Every speaker has a specified nominal impedance of 8 ohms. Crossover frequencies in the three-way BD 650 and BD 600 speakers are 500 hertz between woofer and midrange and 4 kilohertz between midrange and tweeter.
The Sonic 500 sub has a front-firing 12-inch heavy-gauge polypropylene woofer (with 2.5-inch voice coil and 50-ounce magnet) in a sealed enclosure, backed with a phat amp (170 watts RMS, 625 watts peak).
Associated equipment for this review included a Pioneer Elite VSX-53 A/V receiver, an Oppo BDP-83SE universal disc player, a Micro Seiki BL-21 turntable, a Shure V15MxVR/N97XE cartridge, and an Onix OA 21s integrated amp serving as the phono preamp. All movie demos were Blu-ray Discs with DTS-HD Master Audio sound- tracks.

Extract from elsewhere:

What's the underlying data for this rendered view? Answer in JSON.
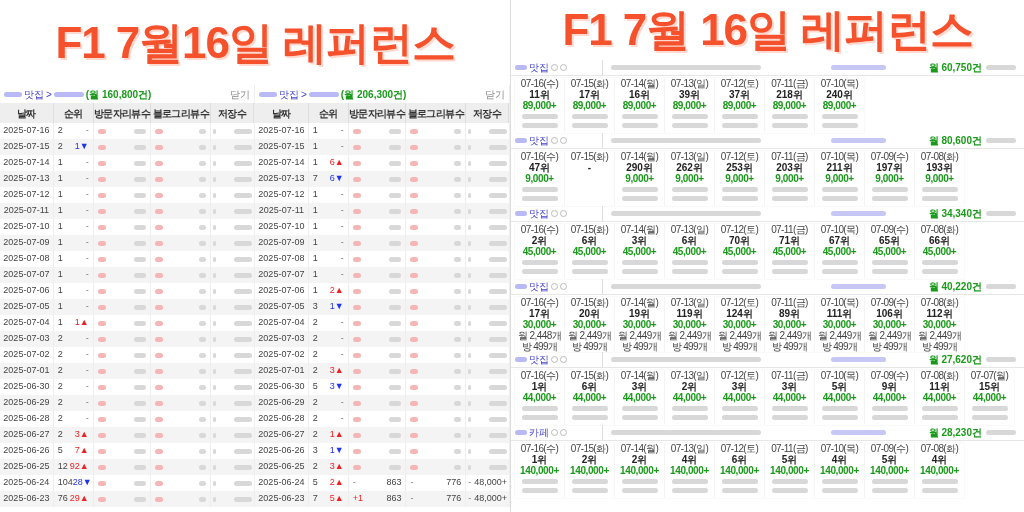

Some speakers are chameleons that you don’t notice. The Black Diamond IIs are the other kind: They have a sweet, gentle, winning personality that never fails to assert itself. The upside is that they make everything sound a little better than expected, which is exactly what most listeners hope and pray to get from their loudspeakers. The downside—which may be insignificant to a real-world audience—is that their one-sound-fits-all approach delivers few serendipitous surprises as you wend your way through your music collection.
Don’t take that to mean that these speakers are anything less than fabulous-sounding, five-star performers. The top end is polite but not reticent and certainly not gauzy. It makes a graceful transition to a midrange that is warm, generous, and well controlled even at high volumes. As a bonus, the monitors—um, bookshelf speakers, sorry!—have strong bass response for their size. If you’re not looking for percussive slam, they can deliver most kinds of music reasonably well without a sub.